Romance scams in time for Valentine’s Day

Romance scams in time for Valentine's Day

With Valentine’s Day approaching a number of us are getting our plans in order for the romantic holiday. Whether it’s the old standbys of flowers, dinner, and chocolates or something as simple as a movie, many people will be shelling out big bucks to try to celebrate their significant other or impress a new prospective partner. That kind of spending is fine if you’re into the Valentine’s Day celebrations. However, there is another kind of romantic spending no one should do no matter what time of year it is and that’s falling victim to the romance scam.

The romance scam can affect anyone no matter what their social status, education level, or age group is. It usually starts out on dating sites and apps or social media. The scammer will try to strike up a relationship with a victim almost out of the blue but they’ll never meet the victim in real life. They may give some excuse like they’re working in a remote area or they’re living overseas. Eventually, the scammers will ask their victims for money under the guise of some emergency or money they need to travel. If a victim ends up paying this money, the scammer will continue to ask for money but will still give excuses as to why they can’t meet in person.

The FBI has a list of tips on how to avoid romance scams. These include researching the photos that someone uses in their profile, not allowing the other person to try to isolate you from your family, and never give out your banking or other financial information. If you were to become a victim of one of these scams, the FBI recommends either filing a complaint with the Internet Crime Complaint Center or your local FBI field office.

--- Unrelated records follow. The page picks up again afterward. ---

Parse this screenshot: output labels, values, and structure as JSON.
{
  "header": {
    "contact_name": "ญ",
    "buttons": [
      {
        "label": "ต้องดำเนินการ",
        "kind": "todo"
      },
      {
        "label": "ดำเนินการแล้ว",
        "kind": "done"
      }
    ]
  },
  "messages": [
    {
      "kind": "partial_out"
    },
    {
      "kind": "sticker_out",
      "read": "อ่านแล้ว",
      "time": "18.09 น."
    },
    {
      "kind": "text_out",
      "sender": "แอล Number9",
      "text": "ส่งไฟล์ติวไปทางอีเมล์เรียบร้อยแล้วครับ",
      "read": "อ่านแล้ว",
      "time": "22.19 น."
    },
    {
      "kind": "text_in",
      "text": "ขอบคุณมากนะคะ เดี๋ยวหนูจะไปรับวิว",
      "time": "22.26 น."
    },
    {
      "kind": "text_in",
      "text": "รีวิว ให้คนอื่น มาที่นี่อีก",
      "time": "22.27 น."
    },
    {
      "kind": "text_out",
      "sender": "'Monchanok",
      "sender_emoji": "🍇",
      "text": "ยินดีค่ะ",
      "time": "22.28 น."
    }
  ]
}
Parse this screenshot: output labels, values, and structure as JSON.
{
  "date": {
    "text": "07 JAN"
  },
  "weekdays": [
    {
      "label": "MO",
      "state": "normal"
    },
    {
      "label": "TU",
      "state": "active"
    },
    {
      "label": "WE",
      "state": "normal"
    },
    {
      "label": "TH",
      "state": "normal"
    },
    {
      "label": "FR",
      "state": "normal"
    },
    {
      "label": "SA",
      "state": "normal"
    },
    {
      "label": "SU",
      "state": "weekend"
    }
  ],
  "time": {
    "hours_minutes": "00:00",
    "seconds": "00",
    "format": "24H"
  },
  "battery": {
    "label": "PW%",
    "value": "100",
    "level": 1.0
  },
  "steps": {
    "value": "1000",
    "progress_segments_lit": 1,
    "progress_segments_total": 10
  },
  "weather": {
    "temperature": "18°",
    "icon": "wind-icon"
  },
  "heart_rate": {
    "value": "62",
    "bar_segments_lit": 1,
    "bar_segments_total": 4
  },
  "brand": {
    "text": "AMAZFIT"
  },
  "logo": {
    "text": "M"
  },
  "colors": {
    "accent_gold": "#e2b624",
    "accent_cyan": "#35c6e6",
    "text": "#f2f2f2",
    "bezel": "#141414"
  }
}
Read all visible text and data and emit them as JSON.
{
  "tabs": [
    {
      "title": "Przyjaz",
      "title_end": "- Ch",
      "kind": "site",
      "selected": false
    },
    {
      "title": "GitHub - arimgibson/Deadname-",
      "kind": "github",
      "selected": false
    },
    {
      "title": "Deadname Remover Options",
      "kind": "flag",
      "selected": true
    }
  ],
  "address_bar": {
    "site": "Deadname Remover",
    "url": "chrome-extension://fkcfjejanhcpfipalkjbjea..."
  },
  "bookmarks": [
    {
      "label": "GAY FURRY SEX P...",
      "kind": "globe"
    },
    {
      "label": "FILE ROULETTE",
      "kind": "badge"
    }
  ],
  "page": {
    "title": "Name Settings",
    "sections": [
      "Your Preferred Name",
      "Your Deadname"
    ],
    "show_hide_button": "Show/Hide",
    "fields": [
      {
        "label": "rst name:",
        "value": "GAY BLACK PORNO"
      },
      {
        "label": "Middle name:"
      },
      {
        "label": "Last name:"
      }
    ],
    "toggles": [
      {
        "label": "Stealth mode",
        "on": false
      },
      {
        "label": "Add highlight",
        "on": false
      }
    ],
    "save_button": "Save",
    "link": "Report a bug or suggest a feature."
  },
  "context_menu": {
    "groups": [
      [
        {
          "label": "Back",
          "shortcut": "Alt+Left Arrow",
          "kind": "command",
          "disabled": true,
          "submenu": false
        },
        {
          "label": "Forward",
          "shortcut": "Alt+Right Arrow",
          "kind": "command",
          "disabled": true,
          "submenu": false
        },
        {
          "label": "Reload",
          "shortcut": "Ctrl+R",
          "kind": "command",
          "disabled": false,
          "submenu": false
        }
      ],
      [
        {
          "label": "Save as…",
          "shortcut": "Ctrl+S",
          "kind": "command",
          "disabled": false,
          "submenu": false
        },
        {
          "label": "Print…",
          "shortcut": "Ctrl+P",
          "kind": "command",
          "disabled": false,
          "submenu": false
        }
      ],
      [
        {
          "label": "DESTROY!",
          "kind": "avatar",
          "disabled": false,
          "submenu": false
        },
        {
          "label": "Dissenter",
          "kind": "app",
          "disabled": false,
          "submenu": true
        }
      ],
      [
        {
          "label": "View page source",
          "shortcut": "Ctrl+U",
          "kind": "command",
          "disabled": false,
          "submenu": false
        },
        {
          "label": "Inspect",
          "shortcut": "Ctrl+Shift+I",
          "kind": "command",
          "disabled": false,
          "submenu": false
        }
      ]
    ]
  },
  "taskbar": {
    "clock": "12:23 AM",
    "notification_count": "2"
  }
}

While the feeling of being alone on Valentine’s isn’t the best, it’s not worth ignoring the red flags that could lead to financial ruin.